After generating more than 1.5 billion pieces of content last year, Wordsmith’s prowess for generating human sounding narrative at scale is recognized around the world. While the sheer quantity and quality of the Wordsmith’s content is awe-inspiring, it’s Wordsmith’s unique ability to instantly process and manipulate countless rows and columns of complex data that makes us the most proud. Because at the end of the day, it’s the data that ultimately drives those billions of narratives.
So what do you need to know about your data sets before you get started? To help, we’ve answered some of the most common questions we’ve received over the years.
And if you find that we didn’t answer all of your data questions, or you don’t have the resources to get your data into the right format, our Managed Services team can work with you to structure the data in a way that Wordsmith can utilize.
What are Wordsmith’s data requirements?
Wordsmith requires your data set to be in both a structured and flat JSON or CSV format. What does that mean?
Most commonly, structured data can be found in a spreadsheet (e.g. CSV or Excel file) or a relational database. It has a defined structure where specific values are categorized into distinct sets.
In addition to structured data, Wordsmith also requires that your data sets be flat. Flat data refers to data objects within a database or spreadsheet that have all corresponding data contained within a single row versus being nested or spread over multiple rows. Essentially, each row will be its own unique story and all of the data required for that story is contained in that single row.

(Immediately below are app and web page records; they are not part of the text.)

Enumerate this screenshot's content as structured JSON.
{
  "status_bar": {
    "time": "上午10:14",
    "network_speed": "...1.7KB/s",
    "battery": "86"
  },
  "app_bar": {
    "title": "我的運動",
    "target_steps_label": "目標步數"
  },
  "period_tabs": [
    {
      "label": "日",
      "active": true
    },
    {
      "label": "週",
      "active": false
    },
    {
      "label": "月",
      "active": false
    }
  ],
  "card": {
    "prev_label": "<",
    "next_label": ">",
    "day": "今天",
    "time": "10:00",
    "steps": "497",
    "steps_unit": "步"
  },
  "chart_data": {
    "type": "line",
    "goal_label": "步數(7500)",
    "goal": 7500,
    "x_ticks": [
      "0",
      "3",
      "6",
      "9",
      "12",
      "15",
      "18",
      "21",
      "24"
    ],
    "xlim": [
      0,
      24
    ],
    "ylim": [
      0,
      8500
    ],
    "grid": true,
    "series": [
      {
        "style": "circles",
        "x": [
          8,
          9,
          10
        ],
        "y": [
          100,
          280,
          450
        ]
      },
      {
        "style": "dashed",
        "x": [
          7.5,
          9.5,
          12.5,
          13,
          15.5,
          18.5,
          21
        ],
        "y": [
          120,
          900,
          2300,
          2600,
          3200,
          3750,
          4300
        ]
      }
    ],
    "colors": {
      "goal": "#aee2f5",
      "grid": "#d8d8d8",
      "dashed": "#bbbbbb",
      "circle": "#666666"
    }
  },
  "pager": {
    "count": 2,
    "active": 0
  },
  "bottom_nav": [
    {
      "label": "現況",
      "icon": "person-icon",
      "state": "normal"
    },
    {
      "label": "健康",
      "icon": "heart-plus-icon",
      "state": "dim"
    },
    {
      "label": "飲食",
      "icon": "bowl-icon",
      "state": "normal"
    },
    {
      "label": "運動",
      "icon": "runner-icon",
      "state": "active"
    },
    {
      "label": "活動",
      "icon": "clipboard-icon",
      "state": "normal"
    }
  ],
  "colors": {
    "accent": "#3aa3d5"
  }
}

Are There Size Limitations?
As a general rule, the more data is better. Since every word that Wordsmith generates is based on data, more data allows Wordsmith to compose with a greater sophistication. However, within a single project, Wordsmith limits the amount of key value pairs to 998 columns.
Does Wordsmith require historical data?
Historical data often improves Wordsmith’s output, but it is not required to for Wordsmith to tell a story. For example, our automated stories for the Associated Press compare current stock prices with historical prices:
United States Steel shares have decreased $1.83, or 6.2 percent, to $27.67 since the beginning of the year, while the Standard & Poor’s 500 index has increased 6.6 percent. However, the stock has risen $9.96, or 56 percent, in the last 12 months.
Can Wordsmith leverage multiple data sources?
If the multiple structured data sources can be aggregated into a single flattened source, that one source can be fed into Wordsmith to improve its insights. For example, Wordsmith can use real estate inventory data alongside data about local schools and restaurants to compose a richer narrative for potential homebuyers.